Source data

━━━━

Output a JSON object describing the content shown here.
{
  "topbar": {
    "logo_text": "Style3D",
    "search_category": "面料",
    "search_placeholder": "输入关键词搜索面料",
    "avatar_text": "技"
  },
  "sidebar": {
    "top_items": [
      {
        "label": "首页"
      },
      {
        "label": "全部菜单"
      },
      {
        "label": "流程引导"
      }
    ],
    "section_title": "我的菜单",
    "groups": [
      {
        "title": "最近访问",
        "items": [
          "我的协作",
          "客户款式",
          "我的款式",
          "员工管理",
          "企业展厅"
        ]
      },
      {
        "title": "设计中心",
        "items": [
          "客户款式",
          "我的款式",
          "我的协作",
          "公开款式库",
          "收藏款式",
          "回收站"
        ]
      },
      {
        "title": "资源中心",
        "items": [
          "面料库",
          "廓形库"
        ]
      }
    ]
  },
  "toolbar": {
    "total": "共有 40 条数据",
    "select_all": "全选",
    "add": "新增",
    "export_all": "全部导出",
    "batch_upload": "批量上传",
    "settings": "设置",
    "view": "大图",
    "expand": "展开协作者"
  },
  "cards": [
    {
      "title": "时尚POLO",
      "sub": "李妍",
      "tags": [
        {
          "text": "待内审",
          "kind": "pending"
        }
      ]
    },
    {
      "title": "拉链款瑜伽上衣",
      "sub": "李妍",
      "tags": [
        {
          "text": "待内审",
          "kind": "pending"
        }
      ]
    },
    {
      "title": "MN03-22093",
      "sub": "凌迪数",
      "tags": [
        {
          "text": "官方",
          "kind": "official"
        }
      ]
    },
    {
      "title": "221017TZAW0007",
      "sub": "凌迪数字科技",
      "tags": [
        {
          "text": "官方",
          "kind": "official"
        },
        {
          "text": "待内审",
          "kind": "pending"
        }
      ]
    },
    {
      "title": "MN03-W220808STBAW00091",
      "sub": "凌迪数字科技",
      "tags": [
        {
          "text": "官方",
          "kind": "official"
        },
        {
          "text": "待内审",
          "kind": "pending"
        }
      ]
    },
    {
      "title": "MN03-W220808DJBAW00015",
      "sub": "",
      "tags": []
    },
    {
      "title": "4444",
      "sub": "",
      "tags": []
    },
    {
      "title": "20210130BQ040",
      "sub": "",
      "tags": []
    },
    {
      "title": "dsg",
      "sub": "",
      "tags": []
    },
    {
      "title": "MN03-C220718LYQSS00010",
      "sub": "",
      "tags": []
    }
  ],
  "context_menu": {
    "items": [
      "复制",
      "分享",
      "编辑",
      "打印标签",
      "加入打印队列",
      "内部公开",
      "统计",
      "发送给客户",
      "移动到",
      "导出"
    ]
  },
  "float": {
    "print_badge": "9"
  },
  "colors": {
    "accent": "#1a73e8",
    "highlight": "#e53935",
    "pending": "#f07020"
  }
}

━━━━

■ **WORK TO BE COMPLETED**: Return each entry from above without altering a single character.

■ **EXPECTED OUTPUT**:
Output a JSON object describing the content shown here.
{
  "topbar": {
    "logo_text": "Style3D",
    "search_category": "面料",
    "search_placeholder": "输入关键词搜索面料",
    "avatar_text": "技"
  },
  "sidebar": {
    "top_items": [
      {
        "label": "首页"
      },
      {
        "label": "全部菜单"
      },
      {
        "label": "流程引导"
      }
    ],
    "section_title": "我的菜单",
    "groups": [
      {
        "title": "最近访问",
        "items": [
          "我的协作",
          "客户款式",
          "我的款式",
          "员工管理",
          "企业展厅"
        ]
      },
      {
        "title": "设计中心",
        "items": [
          "客户款式",
          "我的款式",
          "我的协作",
          "公开款式库",
          "收藏款式",
          "回收站"
        ]
      },
      {
        "title": "资源中心",
        "items": [
          "面料库",
          "廓形库"
        ]
      }
    ]
  },
  "toolbar": {
    "total": "共有 40 条数据",
    "select_all": "全选",
    "add": "新增",
    "export_all": "全部导出",
    "batch_upload": "批量上传",
    "settings": "设置",
    "view": "大图",
    "expand": "展开协作者"
  },
  "cards": [
    {
      "title": "时尚POLO",
      "sub": "李妍",
      "tags": [
        {
          "text": "待内审",
          "kind": "pending"
        }
      ]
    },
    {
      "title": "拉链款瑜伽上衣",
      "sub": "李妍",
      "tags": [
        {
          "text": "待内审",
          "kind": "pending"
        }
      ]
    },
    {
      "title": "MN03-22093",
      "sub": "凌迪数",
      "tags": [
        {
          "text": "官方",
          "kind": "official"
        }
      ]
    },
    {
      "title": "221017TZAW0007",
      "sub": "凌迪数字科技",
      "tags": [
        {
          "text": "官方",
          "kind": "official"
        },
        {
          "text": "待内审",
          "kind": "pending"
        }
      ]
    },
    {
      "title": "MN03-W220808STBAW00091",
      "sub": "凌迪数字科技",
      "tags": [
        {
          "text": "官方",
          "kind": "official"
        },
        {
          "text": "待内审",
          "kind": "pending"
        }
      ]
    },
    {
      "title": "MN03-W220808DJBAW00015",
      "sub": "",
      "tags": []
    },
    {
      "title": "4444",
      "sub": "",
      "tags": []
    },
    {
      "title": "20210130BQ040",
      "sub": "",
      "tags": []
    },
    {
      "title": "dsg",
      "sub": "",
      "tags": []
    },
    {
      "title": "MN03-C220718LYQSS00010",
      "sub": "",
      "tags": []
    }
  ],
  "context_menu": {
    "items": [
      "复制",
      "分享",
      "编辑",
      "打印标签",
      "加入打印队列",
      "内部公开",
      "统计",
      "发送给客户",
      "移动到",
      "导出"
    ]
  },
  "float": {
    "print_badge": "9"
  },
  "colors": {
    "accent": "#1a73e8",
    "highlight": "#e53935",
    "pending": "#f07020"
  }
}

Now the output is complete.